What has just been described is what Liesman, Krugman et al are cheering.
Sorry, guys, and sorry, American people. Rick Santelli is right that the past five years has seen a miserable post-downturn performance which has been almost as bad as that seen during the horrible post-Depression 1930s. As Santelli said: “End of conversation.”
Here is what the left has pulled from Steve Liesman’s change-the-subject rant, while ignoring Santelli’s vain attempt to get a word in edgewise (bolds and numbered tags are mine):
“Rick, It is impossible for you to have been more wrong…. your call for inflation , the destruction of the dollar , the failure of the US economy to rebound . Rick it’s impossible for you to have been more wrong. Every single bit of advice you gave would have lost people money  Rick. … There is no piece of advice you’ve given that’s worked.” – Steve Liesman to Rick Santelli.
 — Inflation has been relatively tame (though in the minds of many, officially understated). But look at what was “accomplished” to cause that: real hits to household income, which is stuck far below where it was in 2007, and millions of Americans withdrawing from the workforce. Both of these have dampened demand for goods and services and lessened price pressures. Meanwhile, the government during Obama’s presidency has run up over $5.7 trillion in deficits (through June) while adding just under $7 trillion to the national debt (through July 14), immorally pushing the obligation to pay for our profligacy onto generations yet unborn.

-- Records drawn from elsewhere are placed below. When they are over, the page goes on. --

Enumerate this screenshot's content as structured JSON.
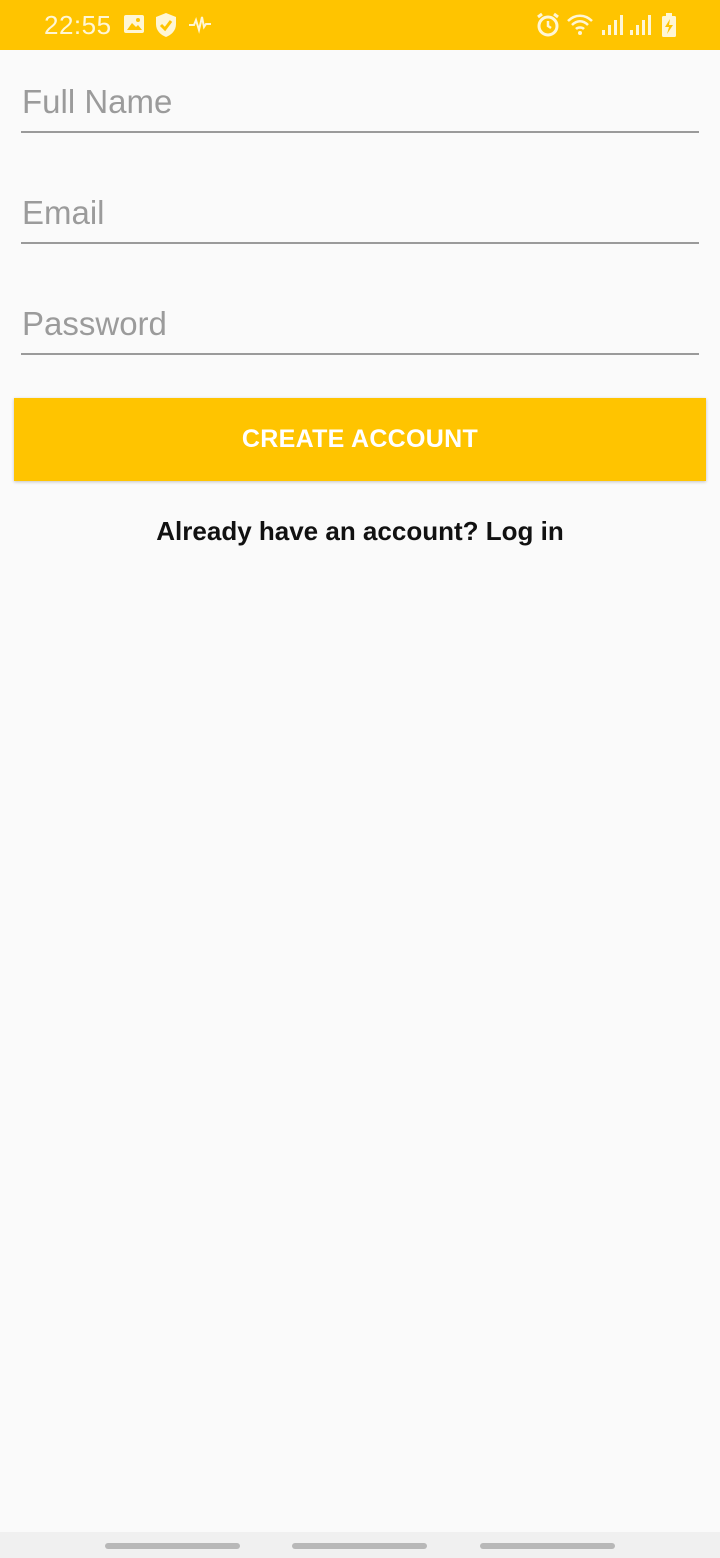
{
  "status_bar": {
    "time": "22:55",
    "background": "#ffc400",
    "left_icons": [
      "image-icon",
      "shield-check-icon",
      "audio-wave-icon"
    ],
    "right_icons": [
      "alarm-icon",
      "wifi-icon",
      "signal-icon",
      "signal-icon",
      "battery-charging-icon"
    ]
  },
  "form": {
    "full_name": {
      "value": "",
      "placeholder": "Full Name"
    },
    "email": {
      "value": "",
      "placeholder": "Email"
    },
    "password": {
      "value": "",
      "placeholder": "Password"
    },
    "create_button_label": "CREATE ACCOUNT",
    "login_link_label": "Already have an account? Log in"
  },
  "colors": {
    "accent": "#ffc400",
    "background": "#fafafa",
    "underline": "#9a9a9a",
    "placeholder": "#9b9b9b"
  },
  "navigation_bar": {
    "items": [
      "recent-apps",
      "home",
      "back"
    ]
  }
}
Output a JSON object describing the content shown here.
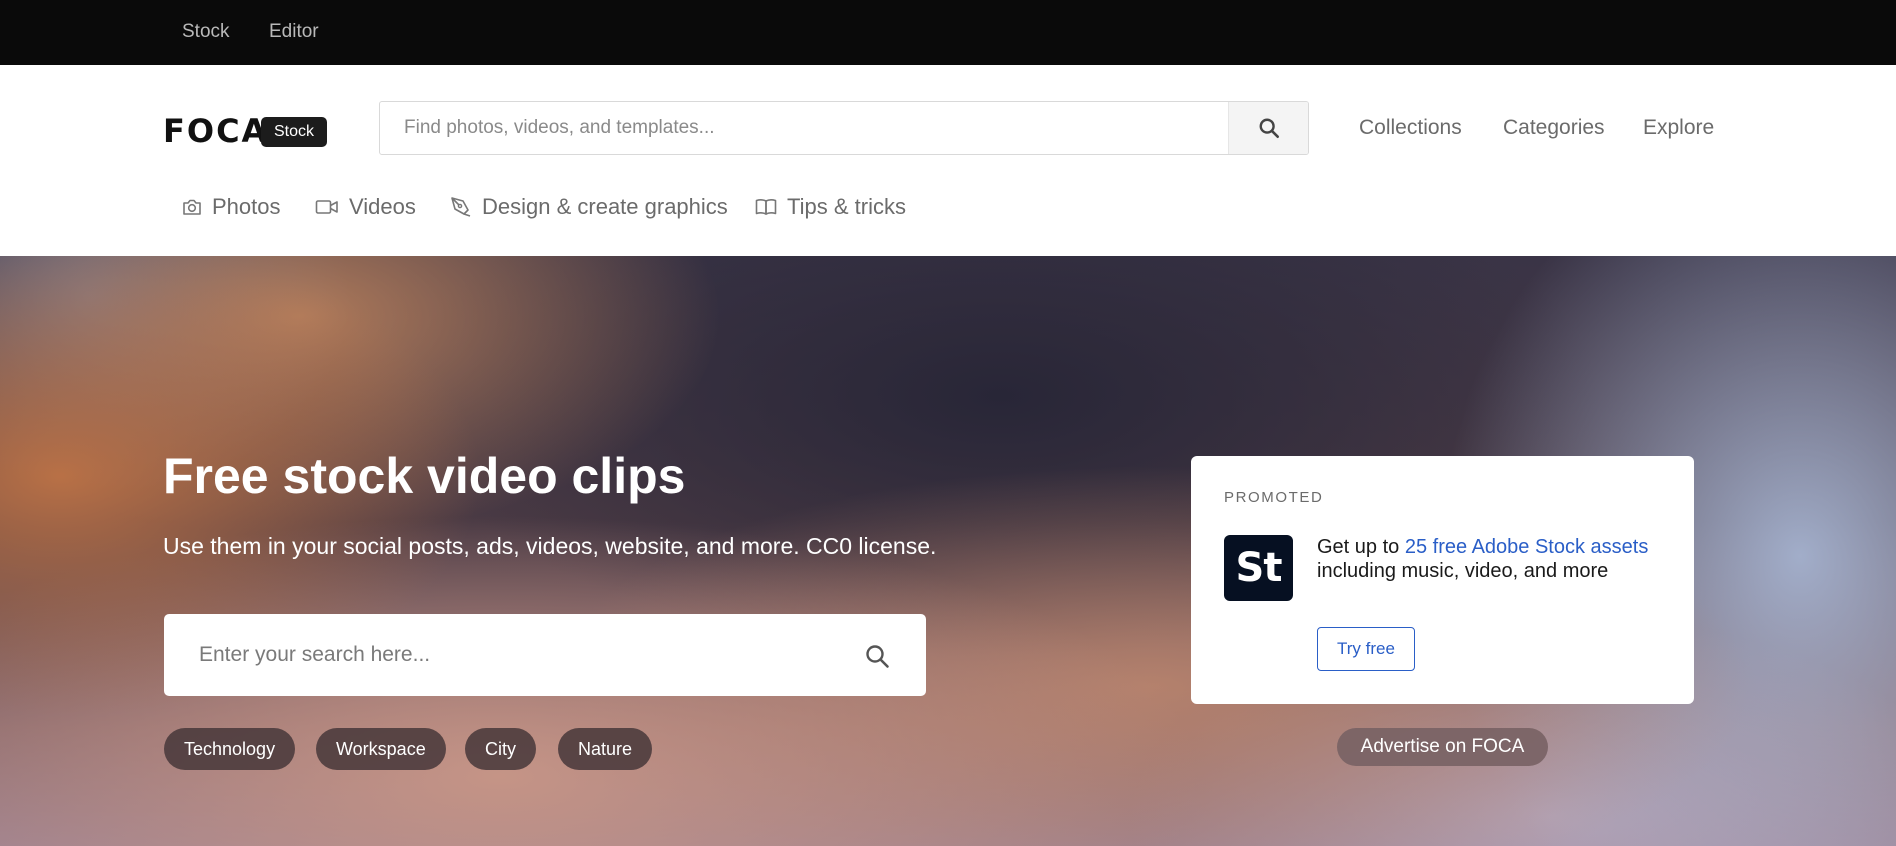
{
  "topbar": {
    "links": [
      "Stock",
      "Editor"
    ]
  },
  "header": {
    "logo": "FOCA",
    "logo_badge": "Stock",
    "search_placeholder": "Find photos, videos, and templates...",
    "nav": [
      "Collections",
      "Categories",
      "Explore"
    ],
    "subnav": [
      {
        "label": "Photos",
        "icon": "camera-icon"
      },
      {
        "label": "Videos",
        "icon": "video-camera-icon"
      },
      {
        "label": "Design & create graphics",
        "icon": "pen-tool-icon"
      },
      {
        "label": "Tips & tricks",
        "icon": "open-book-icon"
      }
    ]
  },
  "hero": {
    "title": "Free stock video clips",
    "subtitle": "Use them in your social posts, ads, videos, website, and more. CC0 license.",
    "search_placeholder": "Enter your search here...",
    "tags": [
      "Technology",
      "Workspace",
      "City",
      "Nature"
    ]
  },
  "promo": {
    "label": "PROMOTED",
    "logo_text": "St",
    "text_before": "Get up to ",
    "text_highlight": "25 free Adobe Stock assets",
    "text_after": " including music, video, and more",
    "button": "Try free",
    "advertise": "Advertise on FOCA"
  },
  "colors": {
    "topbar_bg": "#0a0a0a",
    "link_blue": "#2a5ec7",
    "promo_logo_bg": "#061022"
  }
}
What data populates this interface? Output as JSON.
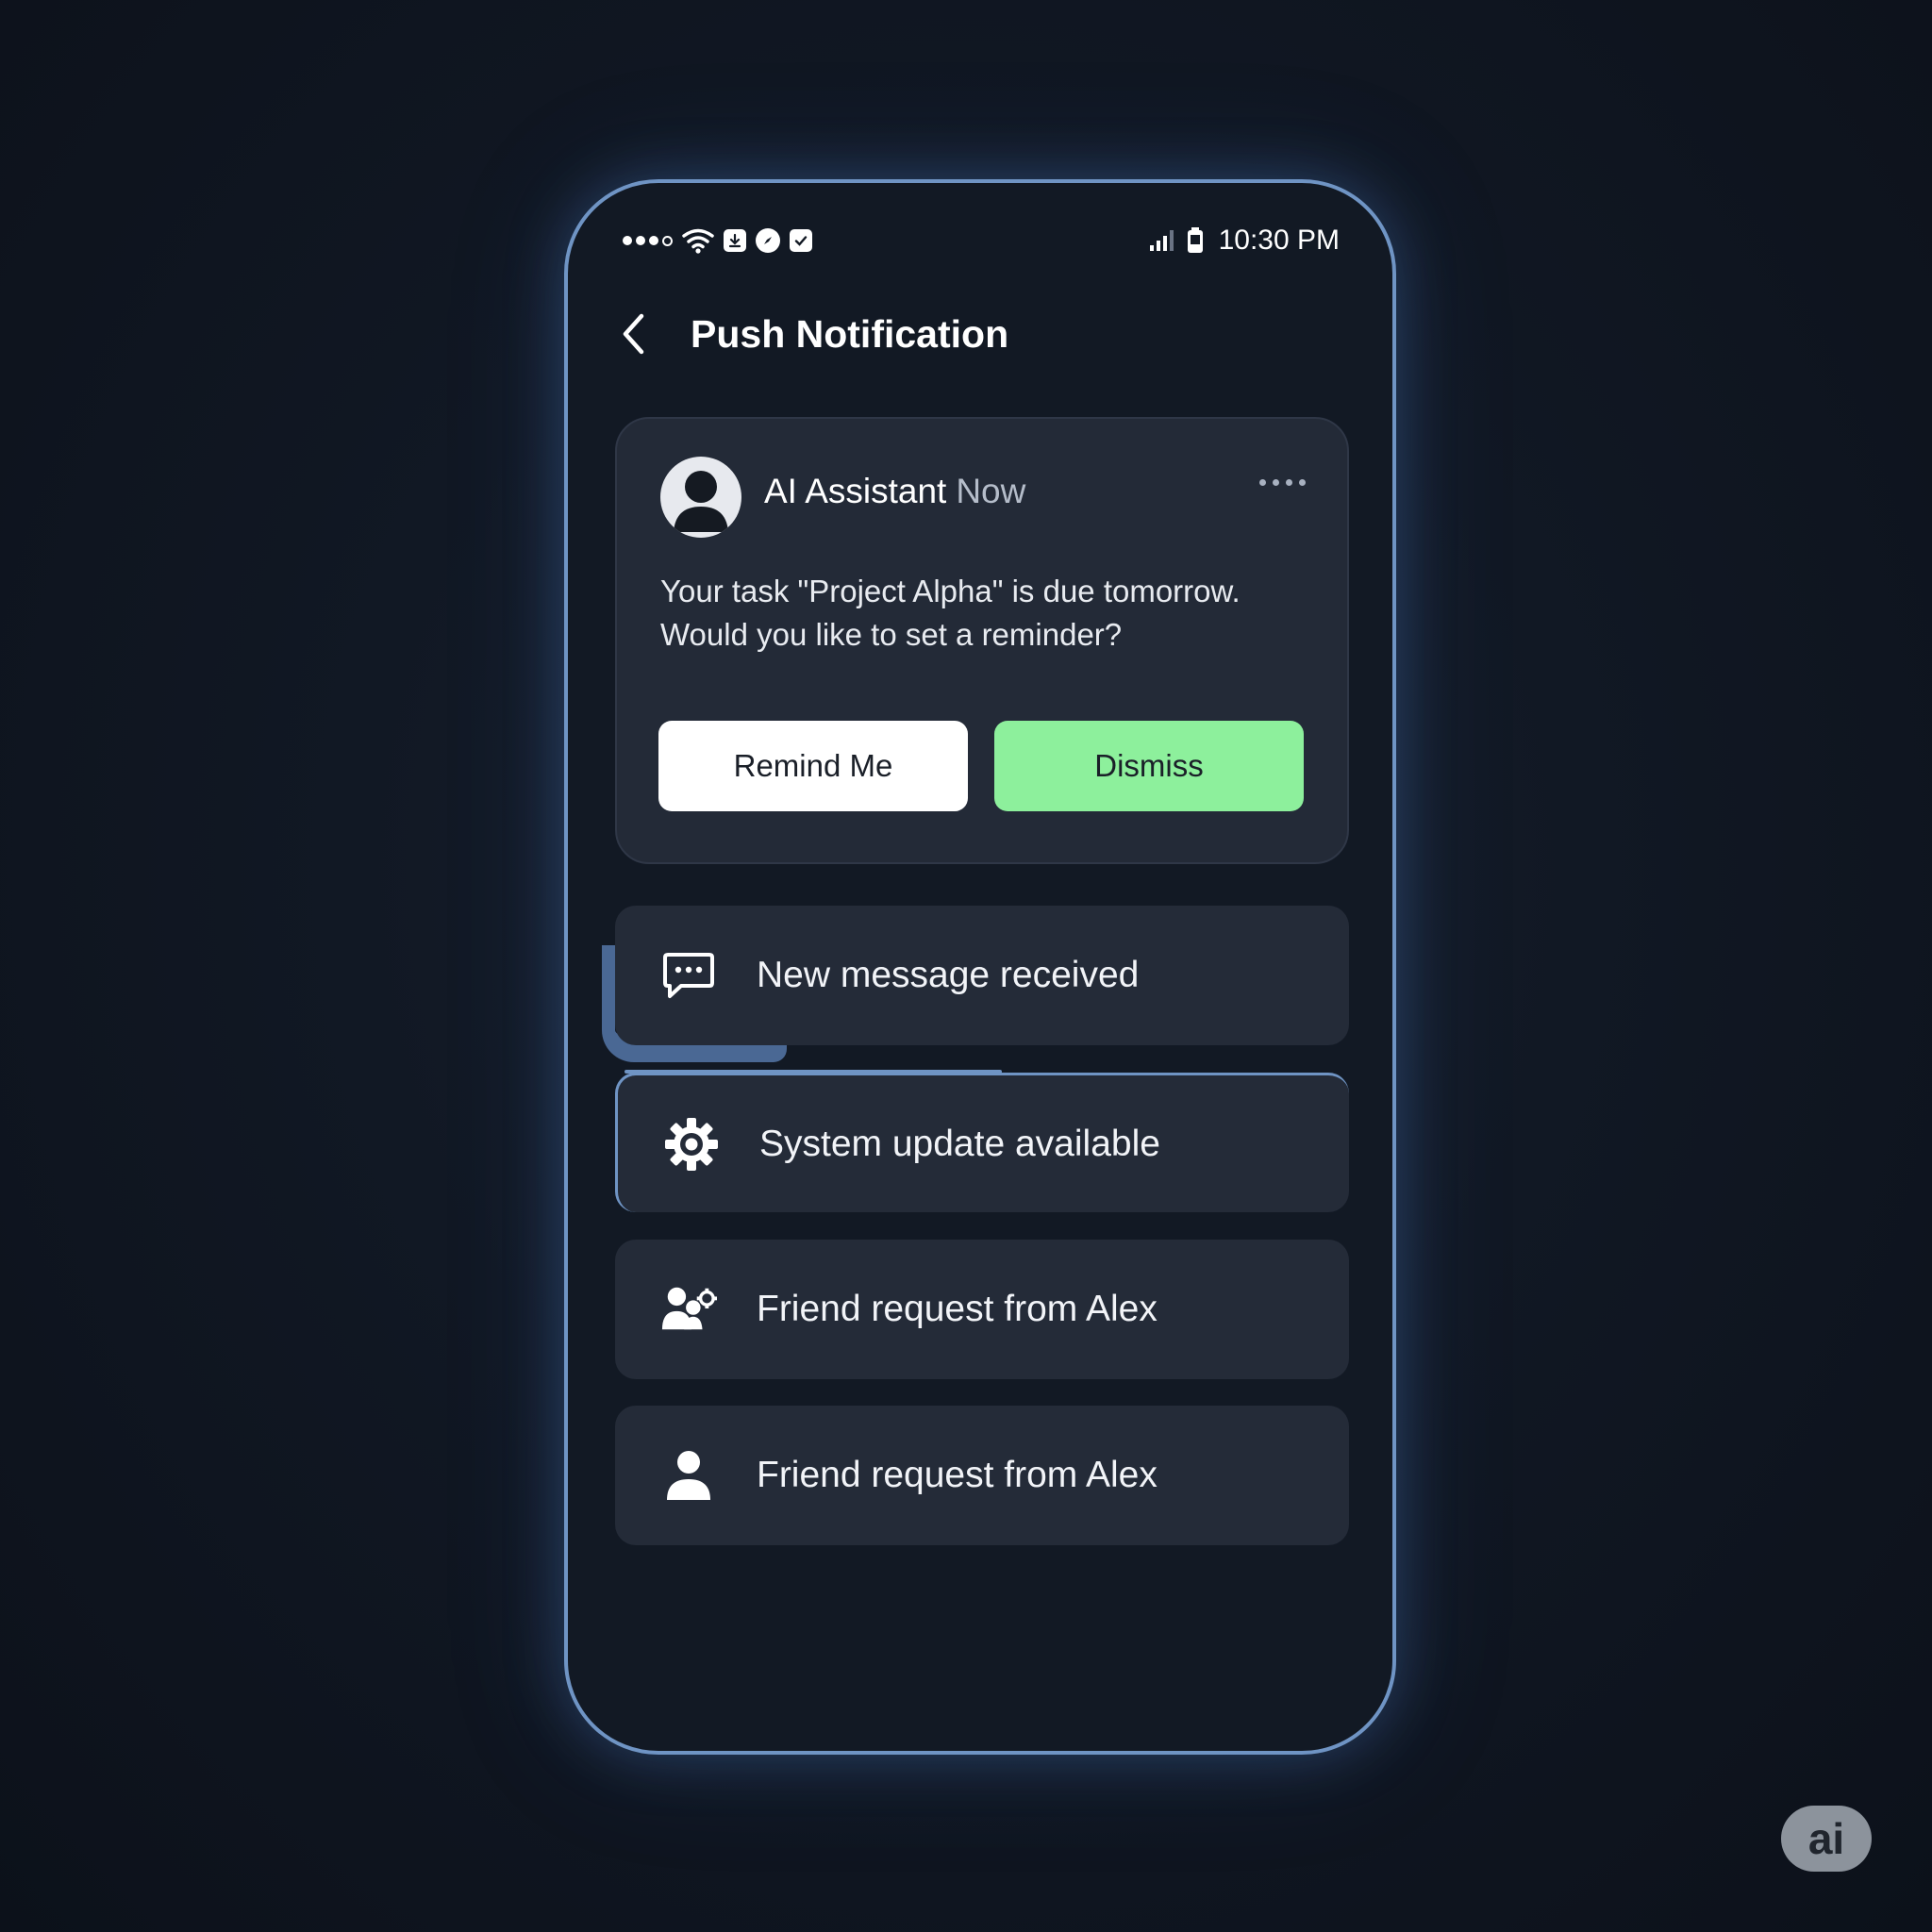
{
  "status_bar": {
    "time": "10:30 PM"
  },
  "header": {
    "title": "Push Notification"
  },
  "notification": {
    "sender": "AI Assistant",
    "time": "Now",
    "body_line1": "Your task \"Project Alpha\" is due tomorrow.",
    "body_line2": "Would you like to set a reminder?",
    "primary_action": "Remind Me",
    "secondary_action": "Dismiss"
  },
  "list": {
    "items": [
      {
        "icon": "chat-bubble-icon",
        "label": "New message received"
      },
      {
        "icon": "gear-icon",
        "label": "System update available"
      },
      {
        "icon": "users-settings-icon",
        "label": "Friend request from Alex"
      },
      {
        "icon": "user-icon",
        "label": "Friend request from Alex"
      }
    ]
  },
  "watermark": {
    "text": "ai"
  },
  "colors": {
    "background": "#111824",
    "phone_border": "#6f94c4",
    "card": "#232a37",
    "dismiss_button": "#8df09c",
    "remind_button": "#ffffff"
  }
}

If you had asked any of those self-satisfied CNBCers five years ago if they thought the Fed should electronically create over $4 trillion to sop up the government’s deficits and clean up bad mortgage loans during the next five years, they would have all characterized it as not only crazy, but would also have predicted that it would never happen. Yet it has, and now they’re okay with it. They shouldn’t be.
 — The dollar’s status as the world’s reserve currency has been and continues to be seriously undermined and isn’t far from destruction. It’s typically naive that Liesman and others still believe otherwise. Here’s something from a February story at — you guessed it — CNBC. It demonstrates how tenuous the dollar’s once untouchably dominant position has become:
(A) survey of 200 institutional investors – 100 headquartered in mainland China and 100 outside of it – published by State Street and the Economist Intelligence Unit on Thursday found 53 percent of investors think the renminbi will surpass the U.S. dollar as the world’s major reserve currency.
 — As seen above, the economy has failed to meaningfully rebound. And it takes quite a bit of chutzpah for Liesman to presume that we’re still in a “rebound” after a first quarter which saw the economy shrink by an annualized 2.9 percent.
 — As to following Santelli’s “advice”: He’s a reporter and commentator, and he’s never pretended to be anything else. He’s not a financial advisor. As a bond guy, he’s been trying to guess the direction of interest rates like everyone else. He hasn’t been telling people to buy or sell.
If CNBC commentators have really been providing financial advice all these years, then Eric Holder should sue the network into oblivion for the irrational exuberance it embraced during the late-1990s Internet bubble and its failure to call the stock market’s steep 2007-2009 decline.
The people who should be embarrassed are Liesman and those who believe he administered a beatdown. He did no such thing. They have to know that this economy stinks by any historical benchmark, and won’t own up to it. Allegedly low inflation is no consolation. Ask Japan how low inflation and low growth have been working out for the past 20 years. We’re heading towards a situation which promises to be far worse.
Cross-posted at NewsBusters.org.